Dear EOS Community,
Looking back on 2021 as Director of the Earth Observatory of Singapore (EOS), I am proud of EOS’ achievements as we adapted to numerous challenges associated with COVID-19, while focusing on critical research and producing impactful studies on geohazards and climate change.
In this interview series, we learn about the perspectives of the PhD students whose wide-ranging work contribute to the SEA2 Program and share what drives them in their research.
On 4th December 2021 at around 2pm local time, Semeru volcano, located in Eastern Java, Indonesia, generated lahars and large flows of volcanic rocks and ash. Badan Nasional Penanggulangan Bencana (BNPB), the Indonesia national disaster management authority, reported that the volcanic activity has killed more than ten people and injured dozens.

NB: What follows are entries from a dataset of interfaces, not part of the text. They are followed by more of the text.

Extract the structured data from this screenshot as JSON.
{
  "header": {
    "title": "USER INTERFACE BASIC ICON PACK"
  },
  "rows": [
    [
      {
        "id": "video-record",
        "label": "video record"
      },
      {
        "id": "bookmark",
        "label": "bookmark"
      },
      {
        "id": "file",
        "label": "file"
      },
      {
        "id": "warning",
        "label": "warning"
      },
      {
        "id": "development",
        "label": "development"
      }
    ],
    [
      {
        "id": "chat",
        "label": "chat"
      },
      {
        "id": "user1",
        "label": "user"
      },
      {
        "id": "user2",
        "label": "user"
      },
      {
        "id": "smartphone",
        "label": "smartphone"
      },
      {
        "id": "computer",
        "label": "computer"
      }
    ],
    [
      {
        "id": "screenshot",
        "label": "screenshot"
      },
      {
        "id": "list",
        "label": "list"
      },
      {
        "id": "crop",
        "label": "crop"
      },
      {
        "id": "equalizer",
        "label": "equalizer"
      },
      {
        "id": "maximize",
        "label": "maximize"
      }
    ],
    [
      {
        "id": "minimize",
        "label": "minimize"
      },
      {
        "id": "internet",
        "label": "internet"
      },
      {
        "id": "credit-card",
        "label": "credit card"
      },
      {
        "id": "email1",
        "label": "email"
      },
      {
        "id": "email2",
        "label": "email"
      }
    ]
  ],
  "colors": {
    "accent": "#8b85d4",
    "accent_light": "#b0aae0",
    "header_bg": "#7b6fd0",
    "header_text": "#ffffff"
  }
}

A lot is at stake this year regarding what the climate holds for us in the future. The 26th United Nations Climate Change Conference of the Parties, more widely known as COP26, gathered world leaders to decide on climate actions that will shape our climate and its impacts on our societies. While scientists from the Earth Observatory of Singapore (EOS) could not join the physical event happening in Glasgow from 31 October to 12 November 2021, they have contributed in many other ways. Let’s find out how.
On 25 October 2010 at 9:42 PM local time, the people living on the southern Mentawai islands, a chain of islands located off Sumatra, Indonesia, felt a slow, gentle rocking of the rocks below their feet. Initial reports of the earthquake indicated that a magnitude-7 to -7.2 earthquake had occurred seaward of the islands.
Lying at the junction of several tectonic plates, Myanmar is exposed to geohazards such as earthquakes, tsunamis, and volcanic eruptions. To help prepare for these hazards, scientists produce hazard assessments using their understanding of the region’s geology and tectonic activity. They seek to answer questions such as: how do the tectonic plates interact with each other, how deep the magma is, where the faults are, and what kinds of earthquakes can we expect?
In this interview series, we learn about the perspectives of the PhD students whose wide-ranging work contributes to the SEA2 Program and share what drives them in their research.
What comes to mind when you think of climate change and sea-level rise?